▶ **WORK INSTRUCTION**:
Present an exact copy of each line below.

____

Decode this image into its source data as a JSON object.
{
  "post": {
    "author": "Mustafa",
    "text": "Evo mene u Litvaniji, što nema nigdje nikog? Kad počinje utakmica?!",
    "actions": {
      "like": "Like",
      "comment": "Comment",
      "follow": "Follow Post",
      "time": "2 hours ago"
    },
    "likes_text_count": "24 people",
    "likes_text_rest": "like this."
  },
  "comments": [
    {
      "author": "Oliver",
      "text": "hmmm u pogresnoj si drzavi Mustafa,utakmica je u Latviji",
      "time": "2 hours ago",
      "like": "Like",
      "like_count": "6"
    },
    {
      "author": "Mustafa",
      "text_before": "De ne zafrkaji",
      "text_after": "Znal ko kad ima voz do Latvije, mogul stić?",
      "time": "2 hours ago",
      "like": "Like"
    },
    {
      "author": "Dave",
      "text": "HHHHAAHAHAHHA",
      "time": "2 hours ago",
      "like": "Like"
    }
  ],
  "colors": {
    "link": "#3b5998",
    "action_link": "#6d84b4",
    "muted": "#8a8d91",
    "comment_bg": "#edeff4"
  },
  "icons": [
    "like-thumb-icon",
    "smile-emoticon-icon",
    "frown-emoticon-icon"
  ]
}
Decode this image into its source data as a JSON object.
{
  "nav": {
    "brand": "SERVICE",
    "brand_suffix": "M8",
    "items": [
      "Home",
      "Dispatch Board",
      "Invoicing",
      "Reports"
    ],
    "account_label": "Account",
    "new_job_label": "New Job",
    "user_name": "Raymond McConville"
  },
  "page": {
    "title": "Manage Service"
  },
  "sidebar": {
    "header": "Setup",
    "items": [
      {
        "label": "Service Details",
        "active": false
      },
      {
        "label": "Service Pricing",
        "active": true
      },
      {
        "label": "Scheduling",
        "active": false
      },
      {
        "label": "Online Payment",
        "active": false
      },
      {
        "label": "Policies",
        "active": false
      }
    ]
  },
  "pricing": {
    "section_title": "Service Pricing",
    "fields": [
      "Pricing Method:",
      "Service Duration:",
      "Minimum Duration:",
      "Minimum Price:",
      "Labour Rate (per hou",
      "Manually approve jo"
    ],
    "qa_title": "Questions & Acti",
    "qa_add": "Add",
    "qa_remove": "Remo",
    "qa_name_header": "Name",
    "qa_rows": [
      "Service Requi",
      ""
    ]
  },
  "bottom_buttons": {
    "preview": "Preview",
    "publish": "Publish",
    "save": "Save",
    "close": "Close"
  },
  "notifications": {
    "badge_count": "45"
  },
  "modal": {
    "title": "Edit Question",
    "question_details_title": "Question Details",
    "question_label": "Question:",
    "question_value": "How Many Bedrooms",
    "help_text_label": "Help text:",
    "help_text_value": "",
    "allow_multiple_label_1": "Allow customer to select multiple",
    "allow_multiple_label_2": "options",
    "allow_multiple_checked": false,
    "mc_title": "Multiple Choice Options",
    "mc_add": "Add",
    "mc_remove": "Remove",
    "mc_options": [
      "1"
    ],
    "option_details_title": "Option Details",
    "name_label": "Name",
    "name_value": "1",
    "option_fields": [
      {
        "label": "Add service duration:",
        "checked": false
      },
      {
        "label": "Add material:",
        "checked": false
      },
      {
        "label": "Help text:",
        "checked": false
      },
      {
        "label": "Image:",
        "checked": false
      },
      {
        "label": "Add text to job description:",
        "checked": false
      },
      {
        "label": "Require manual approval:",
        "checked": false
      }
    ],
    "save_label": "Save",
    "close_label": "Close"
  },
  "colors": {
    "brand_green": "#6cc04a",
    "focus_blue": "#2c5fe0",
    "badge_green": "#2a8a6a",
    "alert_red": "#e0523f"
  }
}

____

▶ **RESULT FOR THIS TASK**:
Decode this image into its source data as a JSON object.
{
  "post": {
    "author": "Mustafa",
    "text": "Evo mene u Litvaniji, što nema nigdje nikog? Kad počinje utakmica?!",
    "actions": {
      "like": "Like",
      "comment": "Comment",
      "follow": "Follow Post",
      "time": "2 hours ago"
    },
    "likes_text_count": "24 people",
    "likes_text_rest": "like this."
  },
  "comments": [
    {
      "author": "Oliver",
      "text": "hmmm u pogresnoj si drzavi Mustafa,utakmica je u Latviji",
      "time": "2 hours ago",
      "like": "Like",
      "like_count": "6"
    },
    {
      "author": "Mustafa",
      "text_before": "De ne zafrkaji",
      "text_after": "Znal ko kad ima voz do Latvije, mogul stić?",
      "time": "2 hours ago",
      "like": "Like"
    },
    {
      "author": "Dave",
      "text": "HHHHAAHAHAHHA",
      "time": "2 hours ago",
      "like": "Like"
    }
  ],
  "colors": {
    "link": "#3b5998",
    "action_link": "#6d84b4",
    "muted": "#8a8d91",
    "comment_bg": "#edeff4"
  },
  "icons": [
    "like-thumb-icon",
    "smile-emoticon-icon",
    "frown-emoticon-icon"
  ]
}
Decode this image into its source data as a JSON object.
{
  "nav": {
    "brand": "SERVICE",
    "brand_suffix": "M8",
    "items": [
      "Home",
      "Dispatch Board",
      "Invoicing",
      "Reports"
    ],
    "account_label": "Account",
    "new_job_label": "New Job",
    "user_name": "Raymond McConville"
  },
  "page": {
    "title": "Manage Service"
  },
  "sidebar": {
    "header": "Setup",
    "items": [
      {
        "label": "Service Details",
        "active": false
      },
      {
        "label": "Service Pricing",
        "active": true
      },
      {
        "label": "Scheduling",
        "active": false
      },
      {
        "label": "Online Payment",
        "active": false
      },
      {
        "label": "Policies",
        "active": false
      }
    ]
  },
  "pricing": {
    "section_title": "Service Pricing",
    "fields": [
      "Pricing Method:",
      "Service Duration:",
      "Minimum Duration:",
      "Minimum Price:",
      "Labour Rate (per hou",
      "Manually approve jo"
    ],
    "qa_title": "Questions & Acti",
    "qa_add": "Add",
    "qa_remove": "Remo",
    "qa_name_header": "Name",
    "qa_rows": [
      "Service Requi",
      ""
    ]
  },
  "bottom_buttons": {
    "preview": "Preview",
    "publish": "Publish",
    "save": "Save",
    "close": "Close"
  },
  "notifications": {
    "badge_count": "45"
  },
  "modal": {
    "title": "Edit Question",
    "question_details_title": "Question Details",
    "question_label": "Question:",
    "question_value": "How Many Bedrooms",
    "help_text_label": "Help text:",
    "help_text_value": "",
    "allow_multiple_label_1": "Allow customer to select multiple",
    "allow_multiple_label_2": "options",
    "allow_multiple_checked": false,
    "mc_title": "Multiple Choice Options",
    "mc_add": "Add",
    "mc_remove": "Remove",
    "mc_options": [
      "1"
    ],
    "option_details_title": "Option Details",
    "name_label": "Name",
    "name_value": "1",
    "option_fields": [
      {
        "label": "Add service duration:",
        "checked": false
      },
      {
        "label": "Add material:",
        "checked": false
      },
      {
        "label": "Help text:",
        "checked": false
      },
      {
        "label": "Image:",
        "checked": false
      },
      {
        "label": "Add text to job description:",
        "checked": false
      },
      {
        "label": "Require manual approval:",
        "checked": false
      }
    ],
    "save_label": "Save",
    "close_label": "Close"
  },
  "colors": {
    "brand_green": "#6cc04a",
    "focus_blue": "#2c5fe0",
    "badge_green": "#2a8a6a",
    "alert_red": "#e0523f"
  }
}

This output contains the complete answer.